Mendes can complete agile vocal runs and trills between different registers of his voice, with few notes sounding uneven. He can blend or mix his head voice with his chest voice, executing runs and transitions without noticeable breaks. This skill is a more recent development, which shows the growth of his vocal prowess over his relatively short career thus far. This control allows him to apply his beautiful, natural vibrato across nearly the entirety of his range.
His lower register is nicely colored and reached with ease, although it is underutilized. Mendes begins picking up bass in his voice around C3, and maintains good projection down to at least G2. He could likely extend further below F2 in-studio recordings, given his current ease on those notes and the eventual darkening of his voice as he ages.
As Mendes ascends into his chest voice, he picks up more of a rasp that seems to be the consequence of a rigorous touring schedule and inconsistent technique. He has natural ease up to F4 but begins to raise his larynx and tighten his throat past that point. That being said, as he has learned to mix, he is now capable of reaching up to C#5 with a chest dominant sound and sustaining a C5 (“There’s Nothing Holding Me Back” live), which wouldn’t be possible without some degree of technical skill and support. At the extremes of this point of his range, Mendes knows to pull the corners of his mouth, again demonstrating technical knowledge.
His falsetto is perhaps the highlight of his voice, often sounding light and fluttering in combination with his vibrato. He can stay in this area of his voice for extensive periods of time (“Where Were You in the Morning”), and though he will often create a lighter, airier sound, he can solidify it slightly (“In My Blood,” “Lost in Japan”).
While Mendes is certainly a talented vocalist, he is an even more talented singer. His use of musical phrasing vastly exceeds that of his contemporaries, as he knows which notes to emphasize and stretch in a phrase and where to pull back. He utilizes dynamics often, including a soft, casual talk-singing style (“Nervous”) but also raspier, coarser, louder sounds for emotional delivery (“Mercy”).
Negatives: Mendes will often push his voice past its natural limits for volume, which results in some distortion and possible damage (“There’s Nothing Holding Me Back”). While he has mitigated this since the Illuminate era, it’s something for him to watch out for continually; as previously mentioned, he picks up tension past F4.
His diction has also historically been an issue as he has tried to mimic the stylings of indie singers, but again, this has been mitigated more recently. He often relies on his lighter falsetto rather than a fuller head voice, whether as a stylistic choice or a lack of ability. His falsetto also begins to sound pinched above E5.

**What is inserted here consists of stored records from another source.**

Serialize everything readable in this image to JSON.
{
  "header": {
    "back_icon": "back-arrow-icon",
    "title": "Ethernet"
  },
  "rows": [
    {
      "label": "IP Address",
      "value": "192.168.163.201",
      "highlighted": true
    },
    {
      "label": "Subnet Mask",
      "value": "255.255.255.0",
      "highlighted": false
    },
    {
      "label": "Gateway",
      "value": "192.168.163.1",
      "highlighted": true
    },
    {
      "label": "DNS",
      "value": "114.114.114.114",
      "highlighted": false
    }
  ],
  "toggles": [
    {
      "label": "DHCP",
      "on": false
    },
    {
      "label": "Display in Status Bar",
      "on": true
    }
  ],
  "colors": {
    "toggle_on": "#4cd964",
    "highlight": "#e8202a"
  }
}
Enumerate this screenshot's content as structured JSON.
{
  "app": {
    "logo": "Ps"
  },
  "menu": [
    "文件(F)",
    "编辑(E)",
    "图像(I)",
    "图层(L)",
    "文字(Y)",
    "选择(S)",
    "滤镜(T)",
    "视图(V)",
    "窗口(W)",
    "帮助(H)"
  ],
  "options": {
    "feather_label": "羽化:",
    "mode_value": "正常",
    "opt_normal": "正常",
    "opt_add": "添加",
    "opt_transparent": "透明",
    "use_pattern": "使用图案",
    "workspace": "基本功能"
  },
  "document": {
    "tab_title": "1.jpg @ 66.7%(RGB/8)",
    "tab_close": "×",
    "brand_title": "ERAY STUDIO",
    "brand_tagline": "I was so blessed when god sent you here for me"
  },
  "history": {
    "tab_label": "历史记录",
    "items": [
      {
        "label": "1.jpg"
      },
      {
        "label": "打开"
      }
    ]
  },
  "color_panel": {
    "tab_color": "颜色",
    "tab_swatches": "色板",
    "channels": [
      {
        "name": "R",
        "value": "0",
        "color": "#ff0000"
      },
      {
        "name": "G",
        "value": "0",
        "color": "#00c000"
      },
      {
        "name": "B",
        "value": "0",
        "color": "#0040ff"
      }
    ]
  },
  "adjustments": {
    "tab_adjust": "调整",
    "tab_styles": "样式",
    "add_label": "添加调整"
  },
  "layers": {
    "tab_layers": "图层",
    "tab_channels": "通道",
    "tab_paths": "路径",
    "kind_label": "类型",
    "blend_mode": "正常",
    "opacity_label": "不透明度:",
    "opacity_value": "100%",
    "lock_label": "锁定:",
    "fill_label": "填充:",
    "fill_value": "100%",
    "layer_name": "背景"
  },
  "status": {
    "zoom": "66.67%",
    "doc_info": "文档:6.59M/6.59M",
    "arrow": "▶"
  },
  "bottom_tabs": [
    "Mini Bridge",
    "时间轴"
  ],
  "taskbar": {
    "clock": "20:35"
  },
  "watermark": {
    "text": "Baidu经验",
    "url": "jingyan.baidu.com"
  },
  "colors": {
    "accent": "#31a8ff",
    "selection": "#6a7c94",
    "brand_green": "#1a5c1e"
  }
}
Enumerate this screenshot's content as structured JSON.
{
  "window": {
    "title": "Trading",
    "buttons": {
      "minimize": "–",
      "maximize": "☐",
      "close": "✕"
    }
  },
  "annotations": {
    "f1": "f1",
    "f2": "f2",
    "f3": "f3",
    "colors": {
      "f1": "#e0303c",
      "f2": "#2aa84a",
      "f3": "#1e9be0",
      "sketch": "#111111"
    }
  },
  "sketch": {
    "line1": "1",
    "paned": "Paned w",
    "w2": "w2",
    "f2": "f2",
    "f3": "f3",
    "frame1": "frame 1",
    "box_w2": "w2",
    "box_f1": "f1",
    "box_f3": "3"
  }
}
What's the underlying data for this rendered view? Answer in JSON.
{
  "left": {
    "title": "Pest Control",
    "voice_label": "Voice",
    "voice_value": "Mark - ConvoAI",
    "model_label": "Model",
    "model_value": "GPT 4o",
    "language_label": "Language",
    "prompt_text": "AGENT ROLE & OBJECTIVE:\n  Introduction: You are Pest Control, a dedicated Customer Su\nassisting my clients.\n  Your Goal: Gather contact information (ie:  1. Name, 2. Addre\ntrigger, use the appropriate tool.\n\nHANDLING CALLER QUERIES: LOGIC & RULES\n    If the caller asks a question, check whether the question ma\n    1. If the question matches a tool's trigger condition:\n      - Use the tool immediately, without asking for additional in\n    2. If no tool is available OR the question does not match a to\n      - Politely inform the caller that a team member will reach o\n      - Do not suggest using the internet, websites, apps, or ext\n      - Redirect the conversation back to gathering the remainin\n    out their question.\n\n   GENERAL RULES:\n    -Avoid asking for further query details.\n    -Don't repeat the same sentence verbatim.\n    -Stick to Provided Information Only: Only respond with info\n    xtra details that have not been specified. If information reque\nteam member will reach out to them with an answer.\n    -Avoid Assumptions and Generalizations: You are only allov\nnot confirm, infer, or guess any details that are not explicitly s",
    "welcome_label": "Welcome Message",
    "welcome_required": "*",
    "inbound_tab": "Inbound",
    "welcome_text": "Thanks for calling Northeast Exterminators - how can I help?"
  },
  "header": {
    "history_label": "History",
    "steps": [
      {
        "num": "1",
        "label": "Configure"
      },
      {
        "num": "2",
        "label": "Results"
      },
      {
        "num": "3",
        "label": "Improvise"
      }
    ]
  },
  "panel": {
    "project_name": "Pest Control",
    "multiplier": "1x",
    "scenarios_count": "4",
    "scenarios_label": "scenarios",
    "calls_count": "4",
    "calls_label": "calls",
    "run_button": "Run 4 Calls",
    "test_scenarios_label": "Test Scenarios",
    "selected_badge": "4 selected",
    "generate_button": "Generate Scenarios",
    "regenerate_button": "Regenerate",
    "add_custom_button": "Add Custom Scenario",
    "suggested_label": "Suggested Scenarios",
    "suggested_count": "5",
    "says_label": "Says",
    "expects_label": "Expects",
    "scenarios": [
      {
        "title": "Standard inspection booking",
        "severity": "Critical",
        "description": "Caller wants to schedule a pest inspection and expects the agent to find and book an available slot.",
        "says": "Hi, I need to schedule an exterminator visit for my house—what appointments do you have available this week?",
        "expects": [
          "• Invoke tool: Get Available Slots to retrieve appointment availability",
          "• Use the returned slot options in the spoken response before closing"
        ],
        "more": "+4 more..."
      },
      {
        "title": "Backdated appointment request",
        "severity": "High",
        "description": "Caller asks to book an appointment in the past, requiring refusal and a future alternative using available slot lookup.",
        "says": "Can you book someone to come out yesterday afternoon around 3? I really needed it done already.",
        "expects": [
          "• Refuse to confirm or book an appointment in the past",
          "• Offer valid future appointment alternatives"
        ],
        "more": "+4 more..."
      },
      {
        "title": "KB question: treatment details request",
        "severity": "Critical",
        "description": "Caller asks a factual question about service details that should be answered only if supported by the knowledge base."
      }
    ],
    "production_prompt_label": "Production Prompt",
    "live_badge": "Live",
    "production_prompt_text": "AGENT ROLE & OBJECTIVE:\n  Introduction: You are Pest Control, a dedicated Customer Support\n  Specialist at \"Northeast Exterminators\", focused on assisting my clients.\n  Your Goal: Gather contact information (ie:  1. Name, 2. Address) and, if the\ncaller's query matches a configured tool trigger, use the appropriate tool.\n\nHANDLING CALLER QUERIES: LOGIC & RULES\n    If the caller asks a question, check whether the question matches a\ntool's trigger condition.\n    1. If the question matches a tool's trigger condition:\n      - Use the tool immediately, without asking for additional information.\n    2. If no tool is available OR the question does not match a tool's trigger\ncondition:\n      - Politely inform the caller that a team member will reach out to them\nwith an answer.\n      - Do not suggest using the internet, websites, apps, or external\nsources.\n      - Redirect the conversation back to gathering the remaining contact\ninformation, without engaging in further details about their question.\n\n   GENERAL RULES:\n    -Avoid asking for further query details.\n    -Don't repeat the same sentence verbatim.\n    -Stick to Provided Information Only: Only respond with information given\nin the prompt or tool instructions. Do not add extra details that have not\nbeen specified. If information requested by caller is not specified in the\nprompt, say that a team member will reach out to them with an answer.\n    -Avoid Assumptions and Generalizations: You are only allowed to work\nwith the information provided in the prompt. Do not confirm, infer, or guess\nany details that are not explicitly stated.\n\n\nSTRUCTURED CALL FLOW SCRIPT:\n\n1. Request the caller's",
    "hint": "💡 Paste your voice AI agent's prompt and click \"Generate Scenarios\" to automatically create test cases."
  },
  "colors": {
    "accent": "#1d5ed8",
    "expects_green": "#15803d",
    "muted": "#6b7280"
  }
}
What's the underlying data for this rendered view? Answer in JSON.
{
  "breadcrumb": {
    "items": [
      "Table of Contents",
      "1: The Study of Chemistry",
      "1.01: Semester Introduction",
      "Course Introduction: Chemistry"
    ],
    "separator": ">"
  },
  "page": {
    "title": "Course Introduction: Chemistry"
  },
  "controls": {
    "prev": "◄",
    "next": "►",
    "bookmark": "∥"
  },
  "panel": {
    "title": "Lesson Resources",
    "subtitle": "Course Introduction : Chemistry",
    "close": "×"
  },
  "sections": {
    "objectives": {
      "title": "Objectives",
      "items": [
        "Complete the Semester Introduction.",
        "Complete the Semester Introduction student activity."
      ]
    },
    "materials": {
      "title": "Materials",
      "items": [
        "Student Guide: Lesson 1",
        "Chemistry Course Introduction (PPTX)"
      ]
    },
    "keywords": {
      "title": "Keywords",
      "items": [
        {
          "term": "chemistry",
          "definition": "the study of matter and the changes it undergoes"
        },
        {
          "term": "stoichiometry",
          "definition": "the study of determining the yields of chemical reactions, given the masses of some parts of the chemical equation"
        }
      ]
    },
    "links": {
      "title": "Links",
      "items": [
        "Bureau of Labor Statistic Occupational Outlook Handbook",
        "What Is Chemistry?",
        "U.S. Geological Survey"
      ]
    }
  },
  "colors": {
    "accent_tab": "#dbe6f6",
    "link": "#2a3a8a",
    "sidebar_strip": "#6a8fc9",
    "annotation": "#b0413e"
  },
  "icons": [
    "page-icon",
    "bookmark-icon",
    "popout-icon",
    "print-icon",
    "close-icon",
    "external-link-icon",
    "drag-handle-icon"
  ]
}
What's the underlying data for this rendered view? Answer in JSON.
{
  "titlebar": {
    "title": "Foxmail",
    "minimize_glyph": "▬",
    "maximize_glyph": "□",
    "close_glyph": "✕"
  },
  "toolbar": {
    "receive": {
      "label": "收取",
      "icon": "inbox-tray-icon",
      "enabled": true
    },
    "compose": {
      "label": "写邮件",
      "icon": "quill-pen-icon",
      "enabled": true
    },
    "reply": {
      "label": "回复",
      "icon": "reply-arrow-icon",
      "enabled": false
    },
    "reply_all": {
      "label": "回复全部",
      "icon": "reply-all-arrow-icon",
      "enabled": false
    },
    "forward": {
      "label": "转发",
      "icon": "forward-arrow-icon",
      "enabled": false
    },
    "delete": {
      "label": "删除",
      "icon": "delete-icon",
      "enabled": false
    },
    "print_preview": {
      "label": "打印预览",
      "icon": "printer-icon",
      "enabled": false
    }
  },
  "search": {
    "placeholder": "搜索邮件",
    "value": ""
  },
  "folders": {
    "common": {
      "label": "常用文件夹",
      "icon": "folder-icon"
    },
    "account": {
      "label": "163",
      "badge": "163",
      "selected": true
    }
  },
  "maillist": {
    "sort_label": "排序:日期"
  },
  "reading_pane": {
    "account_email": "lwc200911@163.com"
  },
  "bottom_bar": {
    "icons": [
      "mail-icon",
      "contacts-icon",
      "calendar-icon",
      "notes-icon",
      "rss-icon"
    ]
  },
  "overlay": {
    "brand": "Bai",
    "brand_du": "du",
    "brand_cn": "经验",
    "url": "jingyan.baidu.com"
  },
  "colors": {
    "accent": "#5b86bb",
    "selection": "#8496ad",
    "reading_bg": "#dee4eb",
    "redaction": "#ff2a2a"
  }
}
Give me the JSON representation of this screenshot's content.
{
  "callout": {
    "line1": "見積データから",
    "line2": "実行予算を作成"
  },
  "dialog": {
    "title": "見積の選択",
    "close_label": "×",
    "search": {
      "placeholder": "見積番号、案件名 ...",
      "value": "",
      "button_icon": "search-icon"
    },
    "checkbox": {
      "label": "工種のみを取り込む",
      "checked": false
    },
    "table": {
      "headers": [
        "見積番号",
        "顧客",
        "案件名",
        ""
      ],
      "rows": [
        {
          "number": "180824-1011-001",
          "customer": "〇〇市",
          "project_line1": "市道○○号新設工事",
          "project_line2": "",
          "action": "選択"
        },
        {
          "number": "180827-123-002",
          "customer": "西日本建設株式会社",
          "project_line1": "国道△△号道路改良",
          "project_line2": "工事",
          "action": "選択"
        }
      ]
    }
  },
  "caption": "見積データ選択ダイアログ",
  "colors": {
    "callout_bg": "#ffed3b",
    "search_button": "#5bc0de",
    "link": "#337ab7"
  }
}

*His Eb5 in “Queen” is incredibly heady, his true chest dominant “belting” sound extends up “only” to C#5.
Shawn Mendes has a vocal range of approximately three octaves and two whole steps, spanning F2 – C#5* – A5.
Shawn Mendes is a lyric tenor.